Based on estimates from the National Center for Education Statistics, Randy Olson plotted the percentage of bachelor degrees conferred to men in the United States, by major. Start your eyes at the 50% line and work your way up (more men) or down (more women).
See also the inverted version that shows the percentage of degrees conferred to women.
Nobody asked for it, so you got it. The meme package for R by Thomas Leeper lets you create the web's most popular memes in a line of code. Enjoy.
The Upshot posted an interesting chart that shows changing employment rate by state.
It shows that the economy is improving. Employment rates have climbed above the post-recession nadir in every state, although the improvements are often quite small. In Mississippi, the employment rate is just 0.1 percent above its recent low.
It also shows that the recovery has a long way to go. Employment rates have rebounded in some states with strong growth, like Utah, Nebraska and Montana. But only three states — Maine, Texas and Utah — have retraced more than half their losses.
You usually see this data presented as a time series chart, but this graphic focuses on three points of interest: employment rate at the start of the recession, the lowest rate, and the current. The rate is presented on the horizontal axis, so you see a cane-like shape that represents how far each state fell and how much farther they have to go.
I like this one. See the full graphic here.
Sharing the same collaborative principles as OpenStreetMap, a wiki-based map for the real world, OpenGeofiction is an experiment in mapping an imaginary world.
Opengeofiction is a collaborative platform for the creation of fictional maps.
Opengeofiction is based on the Openstreetmap software platform. This implies that all map editors and other tools suitable for Openstreetmap can be applied to Opengeofiction as well.
The fictional world of Opengeofiction is thought to be in modern times. So it doesn't have orcs or elves, but rather power plants, motorways and housing projects. But also picturesque old towns, beautiful national parks and lonely beaches.

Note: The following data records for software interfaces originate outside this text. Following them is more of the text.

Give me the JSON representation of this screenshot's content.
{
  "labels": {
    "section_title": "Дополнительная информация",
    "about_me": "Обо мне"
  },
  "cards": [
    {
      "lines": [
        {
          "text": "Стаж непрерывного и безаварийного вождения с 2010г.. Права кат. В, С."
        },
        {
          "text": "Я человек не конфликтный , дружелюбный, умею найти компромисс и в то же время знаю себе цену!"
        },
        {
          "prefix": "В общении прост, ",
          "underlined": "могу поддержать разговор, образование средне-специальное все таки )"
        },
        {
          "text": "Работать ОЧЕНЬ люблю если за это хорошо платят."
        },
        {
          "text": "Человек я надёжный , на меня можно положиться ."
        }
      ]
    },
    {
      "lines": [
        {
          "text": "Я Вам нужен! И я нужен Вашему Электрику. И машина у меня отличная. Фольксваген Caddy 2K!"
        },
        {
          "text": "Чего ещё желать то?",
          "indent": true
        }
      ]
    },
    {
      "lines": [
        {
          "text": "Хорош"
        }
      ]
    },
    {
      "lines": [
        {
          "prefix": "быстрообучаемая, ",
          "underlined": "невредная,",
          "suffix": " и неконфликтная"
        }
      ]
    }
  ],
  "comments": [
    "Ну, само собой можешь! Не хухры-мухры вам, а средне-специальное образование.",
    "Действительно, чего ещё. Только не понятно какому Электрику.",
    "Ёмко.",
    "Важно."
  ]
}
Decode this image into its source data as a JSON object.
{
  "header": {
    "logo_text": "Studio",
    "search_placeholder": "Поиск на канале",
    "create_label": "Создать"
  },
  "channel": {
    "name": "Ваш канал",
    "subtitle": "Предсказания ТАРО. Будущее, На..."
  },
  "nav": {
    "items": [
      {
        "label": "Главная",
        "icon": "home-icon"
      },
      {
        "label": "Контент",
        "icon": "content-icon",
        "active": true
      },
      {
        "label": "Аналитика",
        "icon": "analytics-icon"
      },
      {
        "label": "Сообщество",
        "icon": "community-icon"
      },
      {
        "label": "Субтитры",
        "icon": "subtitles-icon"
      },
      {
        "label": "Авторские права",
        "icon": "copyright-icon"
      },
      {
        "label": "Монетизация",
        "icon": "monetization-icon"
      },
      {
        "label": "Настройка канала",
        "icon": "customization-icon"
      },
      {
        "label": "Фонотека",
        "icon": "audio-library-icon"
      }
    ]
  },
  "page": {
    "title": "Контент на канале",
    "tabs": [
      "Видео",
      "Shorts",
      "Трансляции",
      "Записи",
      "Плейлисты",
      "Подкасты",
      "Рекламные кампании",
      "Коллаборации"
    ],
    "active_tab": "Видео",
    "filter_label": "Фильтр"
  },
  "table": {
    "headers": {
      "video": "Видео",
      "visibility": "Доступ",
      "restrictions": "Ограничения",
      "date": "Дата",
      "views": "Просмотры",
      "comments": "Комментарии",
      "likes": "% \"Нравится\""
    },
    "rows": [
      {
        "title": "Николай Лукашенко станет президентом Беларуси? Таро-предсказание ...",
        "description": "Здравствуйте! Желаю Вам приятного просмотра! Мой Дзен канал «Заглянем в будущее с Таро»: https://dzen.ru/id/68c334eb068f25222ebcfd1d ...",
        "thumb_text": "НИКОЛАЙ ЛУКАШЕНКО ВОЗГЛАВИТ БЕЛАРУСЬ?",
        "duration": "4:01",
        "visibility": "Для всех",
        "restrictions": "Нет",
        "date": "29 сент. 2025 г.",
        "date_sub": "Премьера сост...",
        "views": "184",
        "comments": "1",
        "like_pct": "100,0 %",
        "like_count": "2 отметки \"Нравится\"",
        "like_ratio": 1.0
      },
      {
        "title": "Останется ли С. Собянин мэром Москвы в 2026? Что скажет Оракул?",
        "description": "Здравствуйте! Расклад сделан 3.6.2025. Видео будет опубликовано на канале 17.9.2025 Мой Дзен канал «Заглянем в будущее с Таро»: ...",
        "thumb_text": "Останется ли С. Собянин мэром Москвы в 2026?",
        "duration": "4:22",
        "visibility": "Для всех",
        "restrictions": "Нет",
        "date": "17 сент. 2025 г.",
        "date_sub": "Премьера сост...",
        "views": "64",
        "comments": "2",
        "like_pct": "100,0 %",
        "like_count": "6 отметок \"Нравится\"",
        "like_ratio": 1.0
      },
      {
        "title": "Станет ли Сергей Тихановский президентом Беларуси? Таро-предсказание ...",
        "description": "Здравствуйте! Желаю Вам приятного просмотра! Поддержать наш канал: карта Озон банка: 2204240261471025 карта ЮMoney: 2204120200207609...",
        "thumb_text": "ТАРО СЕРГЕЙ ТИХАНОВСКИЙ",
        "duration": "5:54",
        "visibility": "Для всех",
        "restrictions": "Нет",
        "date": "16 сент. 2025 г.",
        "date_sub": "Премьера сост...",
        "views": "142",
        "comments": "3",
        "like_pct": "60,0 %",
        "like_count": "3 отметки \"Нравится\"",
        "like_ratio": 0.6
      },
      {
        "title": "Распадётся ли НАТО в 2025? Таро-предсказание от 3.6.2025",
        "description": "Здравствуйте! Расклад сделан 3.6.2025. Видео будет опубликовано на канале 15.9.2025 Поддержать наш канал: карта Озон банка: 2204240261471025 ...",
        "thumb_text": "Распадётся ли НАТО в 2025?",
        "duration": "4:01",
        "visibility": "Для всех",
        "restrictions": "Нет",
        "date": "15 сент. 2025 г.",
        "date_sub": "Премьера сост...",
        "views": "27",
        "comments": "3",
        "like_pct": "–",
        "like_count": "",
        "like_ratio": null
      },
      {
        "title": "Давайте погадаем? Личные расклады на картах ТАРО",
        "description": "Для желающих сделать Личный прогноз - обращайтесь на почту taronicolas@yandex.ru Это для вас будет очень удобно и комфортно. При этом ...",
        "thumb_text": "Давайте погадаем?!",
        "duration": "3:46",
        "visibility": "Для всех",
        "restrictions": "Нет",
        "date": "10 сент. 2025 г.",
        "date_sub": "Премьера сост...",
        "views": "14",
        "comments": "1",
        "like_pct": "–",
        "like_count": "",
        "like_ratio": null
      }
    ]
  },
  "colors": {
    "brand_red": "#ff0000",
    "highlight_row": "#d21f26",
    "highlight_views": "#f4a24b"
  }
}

As you zoom in to the map, you can see many details, from roads, bodies of water, to greenery, have already been added. Some areas look like densely inhabited cities connected by highway, whereas others are miles of forest and nature.
Browse long enough and you forget you're looking at a fake world.